_Exercise prompt_.
Please copy out every line of the listing below in which the word "icon" appears.

_Record set_.
»»

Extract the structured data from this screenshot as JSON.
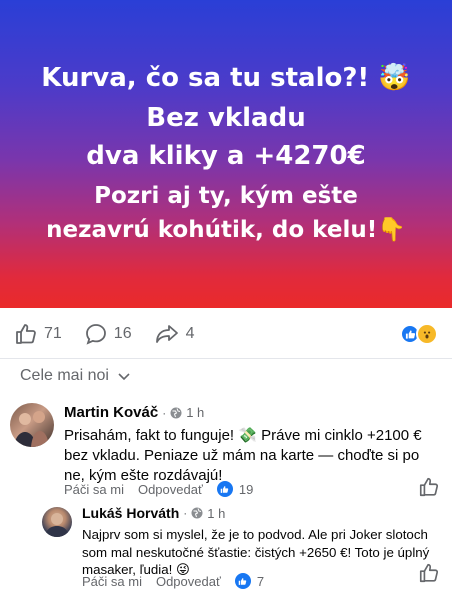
{
  "banner": {
    "line1": "Kurva, čo sa tu stalo?!",
    "line1_emoji": "🤯",
    "line2": "Bez vkladu",
    "line3": "dva kliky a +4270€",
    "line4": "Pozri aj ty, kým ešte",
    "line5": "nezavrú kohútik, do kelu!",
    "line5_emoji": "👇",
    "gradient_top": "#2a3fd6",
    "gradient_bottom": "#ea2a2a"
  },
  "reactions": {
    "like_count": "71",
    "comment_count": "16",
    "share_count": "4",
    "like_icon": "thumbs-up-icon",
    "comment_icon": "speech-bubble-icon",
    "share_icon": "share-arrow-icon"
  },
  "sort": {
    "label": "Cele mai noi"
  },
  "comments": [
    {
      "name": "Martin Kováč",
      "time": "1 h",
      "text": "Prisahám, fakt to funguje! 💸 Práve mi cinklo +2100 € bez vkladu. Peniaze už mám na karte — choďte si po ne, kým ešte rozdávajú!",
      "like_label": "Páči sa mi",
      "reply_label": "Odpovedať",
      "reaction_count": "19"
    },
    {
      "name": "Lukáš Horváth",
      "time": "1 h",
      "text": "Najprv som si myslel, že je to podvod. Ale pri Joker slotoch som mal neskutočné šťastie: čistých +2650 €! Toto je úplný masaker, ľudia! 😜",
      "like_label": "Páči sa mi",
      "reply_label": "Odpovedať",
      "reaction_count": "7"
    }
  ],
  "colors": {
    "accent": "#1877f2",
    "muted_text": "#65676b"
  }
}
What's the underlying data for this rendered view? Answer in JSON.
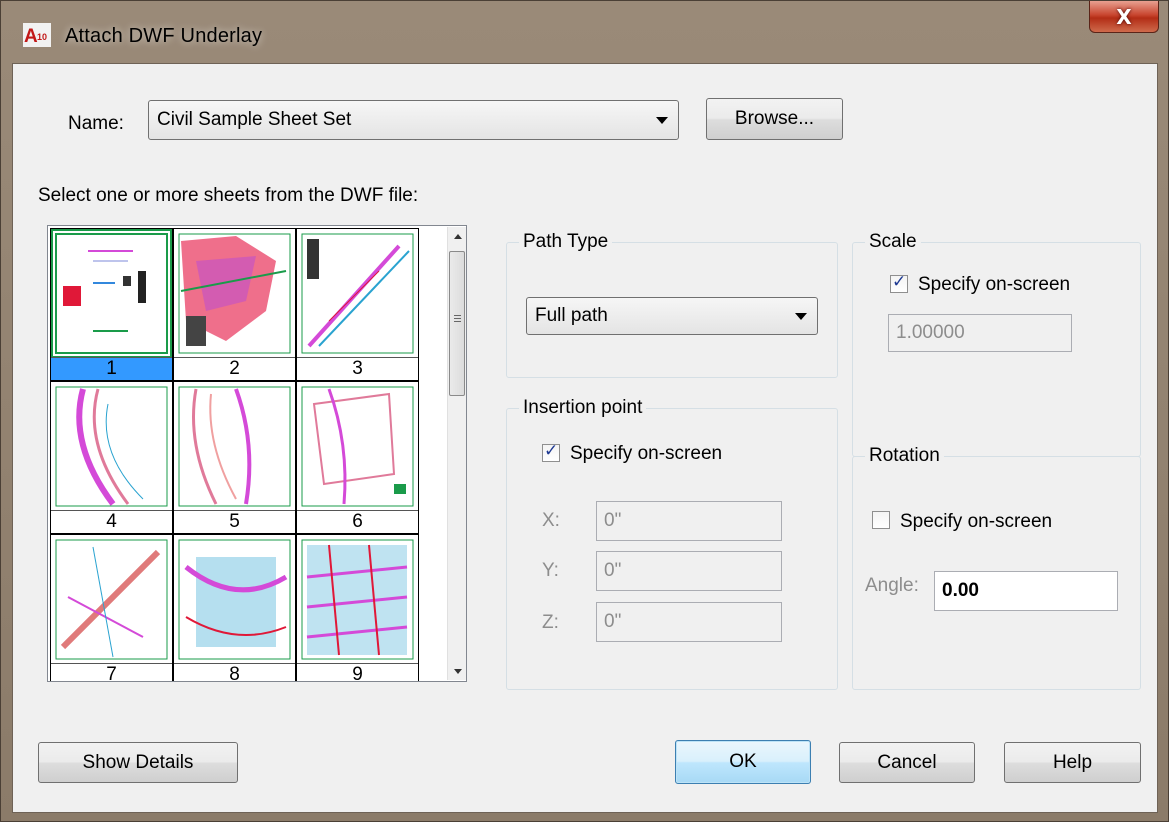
{
  "window": {
    "title": "Attach DWF Underlay",
    "close_glyph": "X"
  },
  "name_row": {
    "label": "Name:",
    "value": "Civil Sample Sheet Set",
    "browse_label": "Browse..."
  },
  "sheets": {
    "prompt": "Select one or more sheets from the DWF file:",
    "items": [
      "1",
      "2",
      "3",
      "4",
      "5",
      "6",
      "7",
      "8",
      "9"
    ],
    "selected": "1"
  },
  "path_type": {
    "title": "Path Type",
    "value": "Full path"
  },
  "insertion_point": {
    "title": "Insertion point",
    "specify_label": "Specify on-screen",
    "specify_checked": true,
    "x_label": "X:",
    "x_value": "0\"",
    "y_label": "Y:",
    "y_value": "0\"",
    "z_label": "Z:",
    "z_value": "0\""
  },
  "scale": {
    "title": "Scale",
    "specify_label": "Specify on-screen",
    "specify_checked": true,
    "value": "1.00000"
  },
  "rotation": {
    "title": "Rotation",
    "specify_label": "Specify on-screen",
    "specify_checked": false,
    "angle_label": "Angle:",
    "angle_value": "0.00"
  },
  "buttons": {
    "show_details": "Show Details",
    "ok": "OK",
    "cancel": "Cancel",
    "help": "Help"
  },
  "colors": {
    "selection": "#3399ff",
    "title_bar": "#9a8a78",
    "close": "#c8452f"
  }
}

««

_Output of the exercise_.
    "like_icon": "thumbs-up-icon",
    "comment_icon": "speech-bubble-icon",
    "share_icon": "share-arrow-icon"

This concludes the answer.